Current studies show that 50% of pregnant women will suffer from pregnancy related pelvic girdle pain (PPP). PPP involves pain in and around the pelvis, and may include pain in the pubic, hip and lower back areas. Pain may continue after pregnancy and can be severely debilitating during pregnancy, in severe cases women may require crutches to walk.

The most commonly reported areas of pain are over the joint between the tailbone and pelvis, the buttock region or the front of the pelvis. Pain in the legs is less common.

Recent evidence demonstrates that women with PPP have a lack of strength and muscle control in the hip and lower back muscles. These muscles can weaken or become overactive as they try to cope with the extra load as the baby grows.

Aggravating factors for PPP are single leg activities such as going up and down steps and putting on underwear or standing for long periods.

Treatment consists of a specific muscle stabilisation program to retrain the muscles around the pelvis and improve your ability to control your lower back and pelvis.

Pregnancy belts are often used at later stages of pregnancy to control pain in walking and standing.

Clinical Pilates is proven to be extremely effective in the long term management of PPP. It is low impact exercise emphasising movement awareness and is a great way to rebuild the abdominal and pelvic muscle strength lost during pregnancy.

A pelvic floor assessment using a real time ultrasound is recommended for all women following pregnancy to see if these muscles are still working or not.

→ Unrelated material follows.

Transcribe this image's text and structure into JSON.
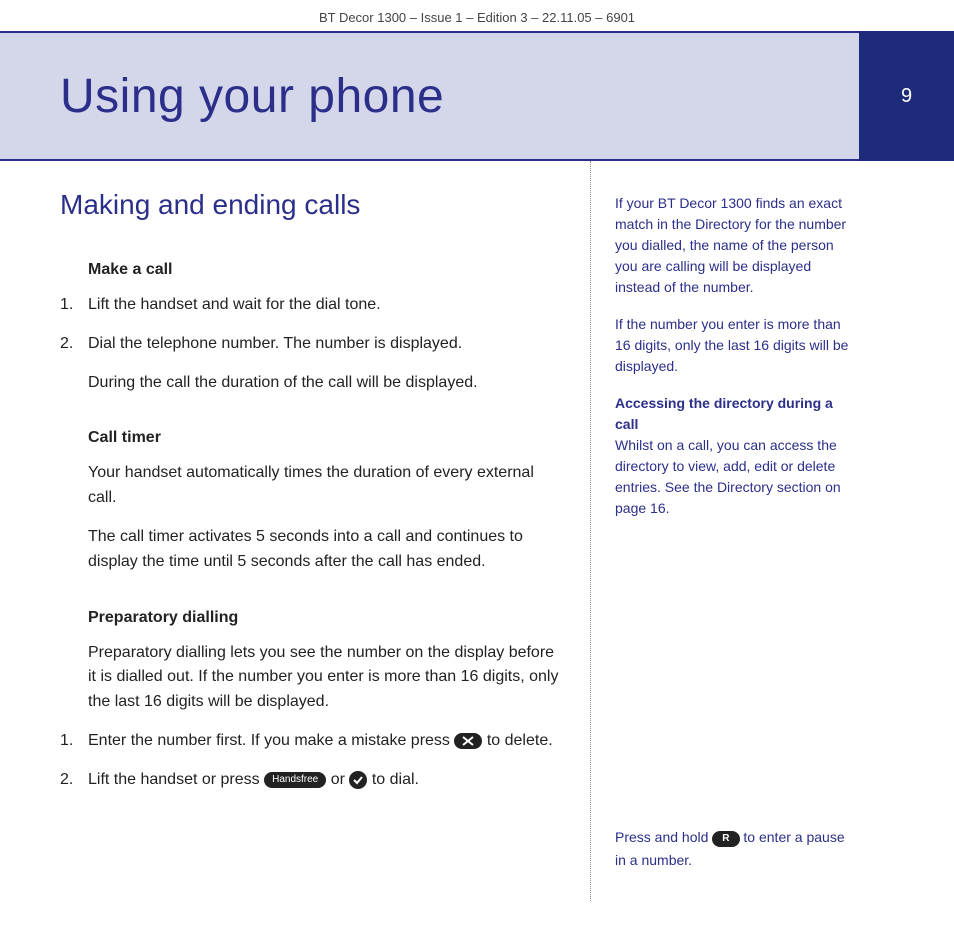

We have a diagnostic ultrasound machine in our clinic that will be used to assess you.

At The Corio Bay Sports Treatment Clinic our female Physiotherapist, Cherise Garner, will assess your muscle strength and create a specific management program to help you return to normal in a caring environment.

Ring the Clinic today on 52322400 to make an appointment with Cherise. If you have any questions email Cherise on [email protected]

At The Corio Bay Sports Treatment Clinic We Can Help!